Pilzkulturen veredeln Marmorholz
Marmorholz aus dem Labor: Je nach verwendeter Pilzart lässt sich der Verlauf der Muster im Holz steuern (Foto: Empa)
Fungi, which normally decompose tree trunks, can also transform wood into a work of art. In nature, however, the rot pathogens not only decorate the tree, they also destroy it. Scientists are now teaching the fungi in laboratories how to draw. The result is marbled wood that, for example, can be processed into furniture, parquet flooring, kitchen fronts or decorative objects.
Patterned truffle beech has been a popular material for high-quality furniture since antiquity. It is usually the result of years of decay. Only rarely is it possible – regardless of whether it was produced naturally or artificially – to obtain high-quality wood that is decorated by fungi and yet usable. Scientists from the Applied Wood Materials department have now developed a method to treat hardwoods such as beech, ash and maple with fungi cultures and to guide the special graining process in a controlled manner.
The most suitable fungal species for wood finishing were the brittle cinder and turkey tail fungi, which leave black lines pigmented with the dye melanin and at the same time fade the surrounding wood thanks to the enzyme laccase. The result is a pattern with a particularly strong contrast in the wood. Depending on the combination of fungi species used, the lines are wild and impetuous or almost geometrically precise. "The fine black lines run through the wood like battle scars. Sometimes they wind restlessly towards each other and separate small areas on the light background. In other places, the dark drawings flow calmly and quietly, marking boundaries that none of them may cross. Fungi have fought a battle for territory and resources here in the wood and have clearly separated themselves from each other with darkly pigmented lines. With these demarcation lines, the fine filaments of the fungal community not only protect their colony from other fungi, the pigment boundary also ensures that bacteria and insects stay away and the habitat retains an ideal amount of moisture," the researchers explain.

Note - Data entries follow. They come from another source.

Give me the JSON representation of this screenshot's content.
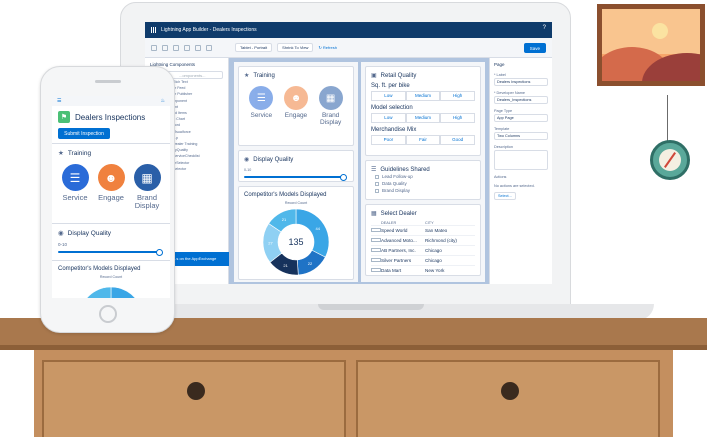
{
  "app": {
    "window_title": "Lightning App Builder - Dealers Inspections",
    "save_label": "Save",
    "device_select": "Tablet - Portrait",
    "zoom_select": "Shrink To View",
    "refresh_label": "Refresh"
  },
  "left_panel": {
    "header": "Lightning Components",
    "search_placeholder": "...omponents...",
    "components": [
      "",
      "Rich Text",
      "er Feed",
      "er Publisher",
      "mponent",
      "",
      "ent",
      "",
      "ed Items",
      "rt Chart",
      "cord",
      "Visualforce",
      "",
      "...p",
      "Dealer Training",
      "nyQuality",
      "ServiceChecklist",
      "erSelector",
      "Selector"
    ],
    "appexchange_label": "...s on the AppExchange"
  },
  "right_panel": {
    "title": "Page",
    "label_label": "* Label",
    "label_value": "Dealers Inspections",
    "dev_name_label": "* Developer Name",
    "dev_name_value": "Dealers_Inspections",
    "page_type_label": "Page Type",
    "page_type_value": "App Page",
    "template_label": "Template",
    "template_value": "Two Columns",
    "description_label": "Description",
    "actions_label": "Actions",
    "actions_empty": "No actions are selected.",
    "select_btn": "Select..."
  },
  "training": {
    "title": "Training",
    "tiles": [
      {
        "label": "Service",
        "color": "#2a6bd8"
      },
      {
        "label": "Engage",
        "color": "#f0813e"
      },
      {
        "label": "Brand Display",
        "color": "#2a5fa8"
      }
    ]
  },
  "display_quality": {
    "title": "Display Quality",
    "range_label": "0-10",
    "level": 1.0
  },
  "competitor": {
    "title": "Competitor's Models Displayed",
    "subtitle": "Record Count",
    "total": "135"
  },
  "chart_data": {
    "type": "pie",
    "title": "Competitor's Models Displayed",
    "subtitle": "Record Count",
    "center_label": "135",
    "series": [
      {
        "label": "",
        "value": 44,
        "color": "#3aa6e6"
      },
      {
        "label": "",
        "value": 22,
        "color": "#1f73c6"
      },
      {
        "label": "",
        "value": 21,
        "color": "#16325c"
      },
      {
        "label": "",
        "value": 27,
        "color": "#8fd0f3"
      },
      {
        "label": "",
        "value": 21,
        "color": "#50b8ea"
      }
    ],
    "visible_labels": [
      "44",
      "22",
      "21",
      "27",
      "21"
    ]
  },
  "retail_quality": {
    "title": "Retail Quality",
    "rows": [
      {
        "label": "Sq. ft. per bike",
        "options": [
          "Low",
          "Medium",
          "High"
        ]
      },
      {
        "label": "Model selection",
        "options": [
          "Low",
          "Medium",
          "High"
        ]
      },
      {
        "label": "Merchandise Mix",
        "options": [
          "Poor",
          "Fair",
          "Good"
        ]
      }
    ]
  },
  "guidelines": {
    "title": "Guidelines Shared",
    "items": [
      "Lead Follow-up",
      "Data Quality",
      "Brand Display"
    ]
  },
  "select_dealer": {
    "title": "Select Dealer",
    "headers": [
      "",
      "DEALER",
      "CITY"
    ],
    "rows": [
      {
        "dealer": "Speed World",
        "city": "San Mateo"
      },
      {
        "dealer": "Advanced Moto...",
        "city": "Richmond (city)"
      },
      {
        "dealer": "AB Partners, Inc.",
        "city": "Chicago"
      },
      {
        "dealer": "Silver Partners",
        "city": "Chicago"
      },
      {
        "dealer": "Data Mart",
        "city": "New York"
      }
    ]
  },
  "phone": {
    "app_title": "Dealers Inspections",
    "submit_label": "Submit Inspection",
    "training_title": "Training",
    "dq_title": "Display Quality",
    "dq_range": "0-10",
    "competitor_title": "Competitor's Models Displayed",
    "competitor_subtitle": "Record Count"
  }
}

One particular advantage of the fungi used in the laboratory is that they hardly attack the wood, despite a pronounced grain through pigments, and the wood therefore retains its stability and shape. However, the fact that the process can be controlled according to the desired result is not only due to the type of rot pathogen used. The researchers have also developed a process in which the wood is ready for processing within weeks. One of the reasons for this is that the selected fungi species are found in wood with significantly less moisture. This means that the raw material after its finishing and before its processing into furniture does not have to be dried in a long, costly and energy-intensive process.

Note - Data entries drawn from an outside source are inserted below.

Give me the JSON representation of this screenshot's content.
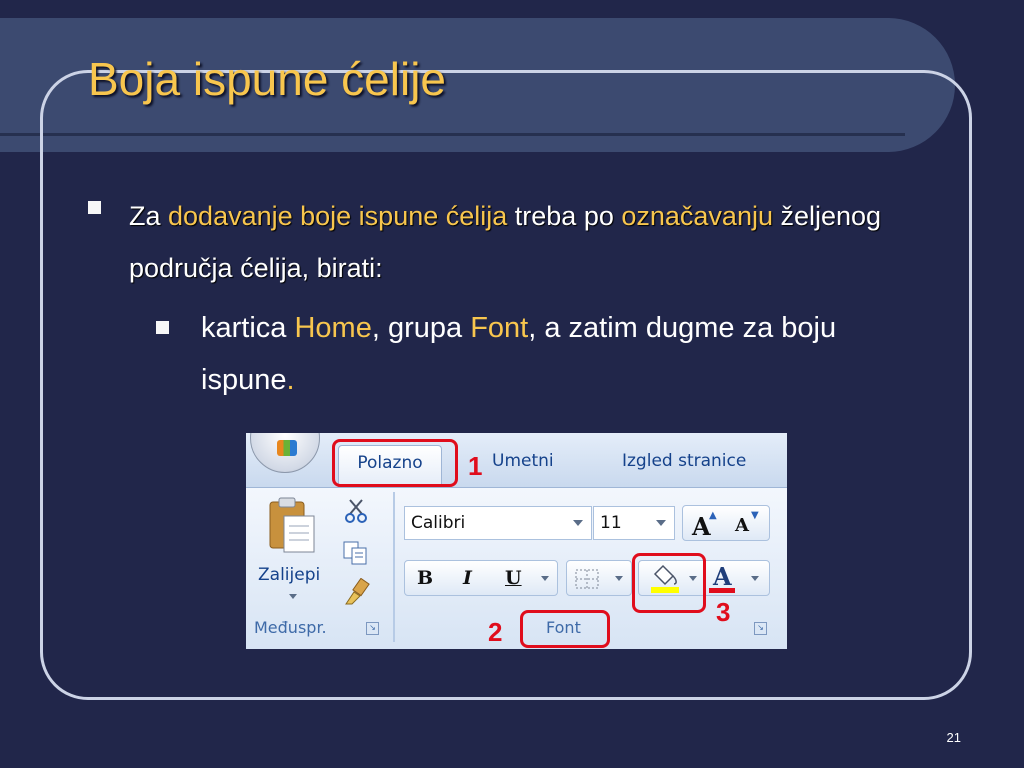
{
  "slide": {
    "title": "Boja ispune ćelije",
    "page_number": "21"
  },
  "bullet1": {
    "t1": "Za ",
    "t2": "dodavanje boje ispune ćelija",
    "t3": " treba po ",
    "t4": "označavanju",
    "t5": " željenog područja ćelija, birati:"
  },
  "bullet2": {
    "t1": "kartica ",
    "t2": "Home",
    "t3": ", grupa ",
    "t4": "Font",
    "t5": ", a zatim dugme za boju ispune",
    "t6": "."
  },
  "ribbon": {
    "tabs": [
      "Polazno",
      "Umetni",
      "Izgled stranice"
    ],
    "paste_label": "Zalijepi",
    "clipboard_group": "Međuspr.",
    "font_group": "Font",
    "font_name": "Calibri",
    "font_size": "11",
    "bold": "B",
    "italic": "I",
    "underline": "U",
    "font_color_letter": "A",
    "grow_font": "A",
    "shrink_font": "A"
  },
  "callouts": [
    "1",
    "2",
    "3"
  ],
  "colors": {
    "background": "#21264a",
    "title": "#f8c64e",
    "highlight": "#f8c64e",
    "callout_red": "#e00d1c",
    "fill_yellow": "#ffff00"
  }
}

With the new technology, the finished wood can now be produced faster, more sustainably and with the desired marbling. Together with industry partner Koster Holzwelten AG, the researchers are currently working on implementing an efficient and ecologically-sustainable production method for marble wood from local beech.